While many companies don’t have enough resources to marshal an army of data science PhDs, a more practical alternative is to build smaller and more focused “MLOps” teams – much like DevOps teams in application development.
Such teams could consist of not just data scientists, but also developers and other IT engineers whose mission would be to deploy, maintain, and constantly improve AI/ML models in a production environment.
While there is a huge responsibility lying on IT professionals to develop an AI/ML led ecosystem in India, companies must also align resources to help them be successful.
In due course, AI/ML will be the competitive advantage that companies will need to adopt in order to stay relevant and sustain businesses.

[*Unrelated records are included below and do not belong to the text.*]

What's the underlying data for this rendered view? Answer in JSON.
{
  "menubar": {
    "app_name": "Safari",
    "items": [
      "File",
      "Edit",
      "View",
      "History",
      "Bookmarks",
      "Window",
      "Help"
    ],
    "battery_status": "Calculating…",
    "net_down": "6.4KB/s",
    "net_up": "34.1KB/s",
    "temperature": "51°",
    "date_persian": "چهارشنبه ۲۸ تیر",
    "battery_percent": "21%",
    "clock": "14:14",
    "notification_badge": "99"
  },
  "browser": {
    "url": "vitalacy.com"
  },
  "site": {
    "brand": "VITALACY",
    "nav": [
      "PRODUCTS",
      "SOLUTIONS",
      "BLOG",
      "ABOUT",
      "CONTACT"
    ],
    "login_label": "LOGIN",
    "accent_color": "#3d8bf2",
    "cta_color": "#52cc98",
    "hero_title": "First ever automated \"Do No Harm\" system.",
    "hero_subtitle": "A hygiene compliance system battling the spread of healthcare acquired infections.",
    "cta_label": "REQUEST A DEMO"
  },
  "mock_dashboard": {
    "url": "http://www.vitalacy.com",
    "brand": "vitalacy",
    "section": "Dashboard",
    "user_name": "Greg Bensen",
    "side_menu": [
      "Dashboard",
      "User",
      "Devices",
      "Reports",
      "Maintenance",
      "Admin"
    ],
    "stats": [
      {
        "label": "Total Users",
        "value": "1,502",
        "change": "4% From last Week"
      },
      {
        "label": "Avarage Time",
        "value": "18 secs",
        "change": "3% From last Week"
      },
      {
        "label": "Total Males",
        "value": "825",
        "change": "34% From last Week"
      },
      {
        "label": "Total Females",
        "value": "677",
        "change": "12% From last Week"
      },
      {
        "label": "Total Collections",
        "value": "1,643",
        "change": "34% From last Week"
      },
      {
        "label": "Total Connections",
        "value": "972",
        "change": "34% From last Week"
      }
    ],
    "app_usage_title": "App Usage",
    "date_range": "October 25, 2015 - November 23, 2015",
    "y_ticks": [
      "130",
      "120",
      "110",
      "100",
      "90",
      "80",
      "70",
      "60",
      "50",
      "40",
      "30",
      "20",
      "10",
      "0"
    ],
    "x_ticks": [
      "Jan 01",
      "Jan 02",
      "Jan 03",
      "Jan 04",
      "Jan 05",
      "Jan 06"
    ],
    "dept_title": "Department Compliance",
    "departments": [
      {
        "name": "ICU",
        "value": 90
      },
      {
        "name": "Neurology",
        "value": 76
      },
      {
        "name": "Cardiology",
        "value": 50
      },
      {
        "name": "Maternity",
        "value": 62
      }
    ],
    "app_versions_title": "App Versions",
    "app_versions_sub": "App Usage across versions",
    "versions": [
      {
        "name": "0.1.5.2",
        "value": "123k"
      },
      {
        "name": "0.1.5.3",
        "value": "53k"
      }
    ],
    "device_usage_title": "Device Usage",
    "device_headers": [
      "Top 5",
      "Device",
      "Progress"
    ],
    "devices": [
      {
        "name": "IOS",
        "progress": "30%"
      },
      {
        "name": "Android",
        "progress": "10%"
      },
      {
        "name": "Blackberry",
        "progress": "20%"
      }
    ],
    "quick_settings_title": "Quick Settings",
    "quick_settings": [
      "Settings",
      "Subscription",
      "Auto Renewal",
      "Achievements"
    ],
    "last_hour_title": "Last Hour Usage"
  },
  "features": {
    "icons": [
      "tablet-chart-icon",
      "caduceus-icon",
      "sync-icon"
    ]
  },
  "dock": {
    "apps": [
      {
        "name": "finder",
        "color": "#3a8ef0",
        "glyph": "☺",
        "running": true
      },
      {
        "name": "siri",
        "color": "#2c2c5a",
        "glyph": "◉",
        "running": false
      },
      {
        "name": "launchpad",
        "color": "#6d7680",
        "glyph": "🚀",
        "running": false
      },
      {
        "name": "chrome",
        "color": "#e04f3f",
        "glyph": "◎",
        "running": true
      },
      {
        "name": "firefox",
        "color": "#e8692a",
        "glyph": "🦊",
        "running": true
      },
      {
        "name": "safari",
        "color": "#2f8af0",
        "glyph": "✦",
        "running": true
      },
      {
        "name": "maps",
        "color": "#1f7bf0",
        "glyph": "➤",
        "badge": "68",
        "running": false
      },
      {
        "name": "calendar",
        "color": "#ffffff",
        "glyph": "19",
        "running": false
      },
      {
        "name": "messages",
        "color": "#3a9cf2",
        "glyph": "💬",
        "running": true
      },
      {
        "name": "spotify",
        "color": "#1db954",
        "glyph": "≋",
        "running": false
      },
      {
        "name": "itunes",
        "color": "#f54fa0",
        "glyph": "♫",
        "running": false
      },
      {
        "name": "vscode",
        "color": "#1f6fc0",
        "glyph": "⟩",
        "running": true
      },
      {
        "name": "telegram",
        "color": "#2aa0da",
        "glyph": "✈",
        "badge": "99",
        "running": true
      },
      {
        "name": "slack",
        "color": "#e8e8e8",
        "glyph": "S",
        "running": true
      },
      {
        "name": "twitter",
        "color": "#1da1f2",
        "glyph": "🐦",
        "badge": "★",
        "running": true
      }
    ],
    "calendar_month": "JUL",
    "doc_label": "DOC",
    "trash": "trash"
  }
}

Forrester predicts that one in five organisations will double down on “AI inside” – which is AI and ML embedded in their systems and operational practices.
AI and ML are powerful technology tools that hold the key to achieving an organization’s digital transformation goals.
(The author is Head-Technology Cloud, Oracle India.)